- Data listing:
--------------------------------------------------

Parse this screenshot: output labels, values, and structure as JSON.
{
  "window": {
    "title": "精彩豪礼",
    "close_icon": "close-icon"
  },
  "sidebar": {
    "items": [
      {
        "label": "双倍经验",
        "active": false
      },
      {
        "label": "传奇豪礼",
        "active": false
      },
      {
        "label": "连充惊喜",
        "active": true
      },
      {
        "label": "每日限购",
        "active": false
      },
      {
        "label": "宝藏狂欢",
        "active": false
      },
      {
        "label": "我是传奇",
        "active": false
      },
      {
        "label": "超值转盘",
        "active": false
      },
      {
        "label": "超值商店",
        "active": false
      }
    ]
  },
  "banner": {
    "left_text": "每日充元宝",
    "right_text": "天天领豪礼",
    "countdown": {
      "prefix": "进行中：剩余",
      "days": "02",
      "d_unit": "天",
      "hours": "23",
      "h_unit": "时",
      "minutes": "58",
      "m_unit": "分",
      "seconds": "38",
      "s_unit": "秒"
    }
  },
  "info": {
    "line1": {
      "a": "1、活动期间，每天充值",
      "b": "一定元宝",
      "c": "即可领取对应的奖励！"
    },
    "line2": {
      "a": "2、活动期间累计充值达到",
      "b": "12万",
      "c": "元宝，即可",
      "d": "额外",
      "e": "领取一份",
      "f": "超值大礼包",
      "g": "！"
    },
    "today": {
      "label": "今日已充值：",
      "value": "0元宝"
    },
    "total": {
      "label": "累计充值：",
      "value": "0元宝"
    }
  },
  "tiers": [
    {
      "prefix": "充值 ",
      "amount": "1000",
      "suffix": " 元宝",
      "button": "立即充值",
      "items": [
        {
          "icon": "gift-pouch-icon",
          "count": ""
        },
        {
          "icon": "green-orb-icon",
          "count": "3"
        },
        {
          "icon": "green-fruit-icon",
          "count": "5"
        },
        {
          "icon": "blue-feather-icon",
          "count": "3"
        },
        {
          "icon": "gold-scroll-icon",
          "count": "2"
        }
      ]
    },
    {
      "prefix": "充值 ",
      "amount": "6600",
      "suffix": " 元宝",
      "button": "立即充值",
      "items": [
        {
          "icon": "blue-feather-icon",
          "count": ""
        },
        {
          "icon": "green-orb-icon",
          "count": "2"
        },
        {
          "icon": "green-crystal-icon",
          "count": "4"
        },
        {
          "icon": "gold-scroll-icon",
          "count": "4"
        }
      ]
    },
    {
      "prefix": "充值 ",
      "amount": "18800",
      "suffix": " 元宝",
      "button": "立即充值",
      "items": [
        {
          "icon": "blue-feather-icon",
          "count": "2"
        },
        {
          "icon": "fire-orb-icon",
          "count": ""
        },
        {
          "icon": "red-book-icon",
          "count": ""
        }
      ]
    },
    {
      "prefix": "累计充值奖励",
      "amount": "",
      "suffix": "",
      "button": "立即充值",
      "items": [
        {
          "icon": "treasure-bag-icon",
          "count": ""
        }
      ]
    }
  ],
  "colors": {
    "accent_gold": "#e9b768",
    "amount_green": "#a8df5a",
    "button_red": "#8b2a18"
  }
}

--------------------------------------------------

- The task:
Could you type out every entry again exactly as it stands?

- Task answer:
Parse this screenshot: output labels, values, and structure as JSON.
{
  "window": {
    "title": "精彩豪礼",
    "close_icon": "close-icon"
  },
  "sidebar": {
    "items": [
      {
        "label": "双倍经验",
        "active": false
      },
      {
        "label": "传奇豪礼",
        "active": false
      },
      {
        "label": "连充惊喜",
        "active": true
      },
      {
        "label": "每日限购",
        "active": false
      },
      {
        "label": "宝藏狂欢",
        "active": false
      },
      {
        "label": "我是传奇",
        "active": false
      },
      {
        "label": "超值转盘",
        "active": false
      },
      {
        "label": "超值商店",
        "active": false
      }
    ]
  },
  "banner": {
    "left_text": "每日充元宝",
    "right_text": "天天领豪礼",
    "countdown": {
      "prefix": "进行中：剩余",
      "days": "02",
      "d_unit": "天",
      "hours": "23",
      "h_unit": "时",
      "minutes": "58",
      "m_unit": "分",
      "seconds": "38",
      "s_unit": "秒"
    }
  },
  "info": {
    "line1": {
      "a": "1、活动期间，每天充值",
      "b": "一定元宝",
      "c": "即可领取对应的奖励！"
    },
    "line2": {
      "a": "2、活动期间累计充值达到",
      "b": "12万",
      "c": "元宝，即可",
      "d": "额外",
      "e": "领取一份",
      "f": "超值大礼包",
      "g": "！"
    },
    "today": {
      "label": "今日已充值：",
      "value": "0元宝"
    },
    "total": {
      "label": "累计充值：",
      "value": "0元宝"
    }
  },
  "tiers": [
    {
      "prefix": "充值 ",
      "amount": "1000",
      "suffix": " 元宝",
      "button": "立即充值",
      "items": [
        {
          "icon": "gift-pouch-icon",
          "count": ""
        },
        {
          "icon": "green-orb-icon",
          "count": "3"
        },
        {
          "icon": "green-fruit-icon",
          "count": "5"
        },
        {
          "icon": "blue-feather-icon",
          "count": "3"
        },
        {
          "icon": "gold-scroll-icon",
          "count": "2"
        }
      ]
    },
    {
      "prefix": "充值 ",
      "amount": "6600",
      "suffix": " 元宝",
      "button": "立即充值",
      "items": [
        {
          "icon": "blue-feather-icon",
          "count": ""
        },
        {
          "icon": "green-orb-icon",
          "count": "2"
        },
        {
          "icon": "green-crystal-icon",
          "count": "4"
        },
        {
          "icon": "gold-scroll-icon",
          "count": "4"
        }
      ]
    },
    {
      "prefix": "充值 ",
      "amount": "18800",
      "suffix": " 元宝",
      "button": "立即充值",
      "items": [
        {
          "icon": "blue-feather-icon",
          "count": "2"
        },
        {
          "icon": "fire-orb-icon",
          "count": ""
        },
        {
          "icon": "red-book-icon",
          "count": ""
        }
      ]
    },
    {
      "prefix": "累计充值奖励",
      "amount": "",
      "suffix": "",
      "button": "立即充值",
      "items": [
        {
          "icon": "treasure-bag-icon",
          "count": ""
        }
      ]
    }
  ],
  "colors": {
    "accent_gold": "#e9b768",
    "amount_green": "#a8df5a",
    "button_red": "#8b2a18"
  }
}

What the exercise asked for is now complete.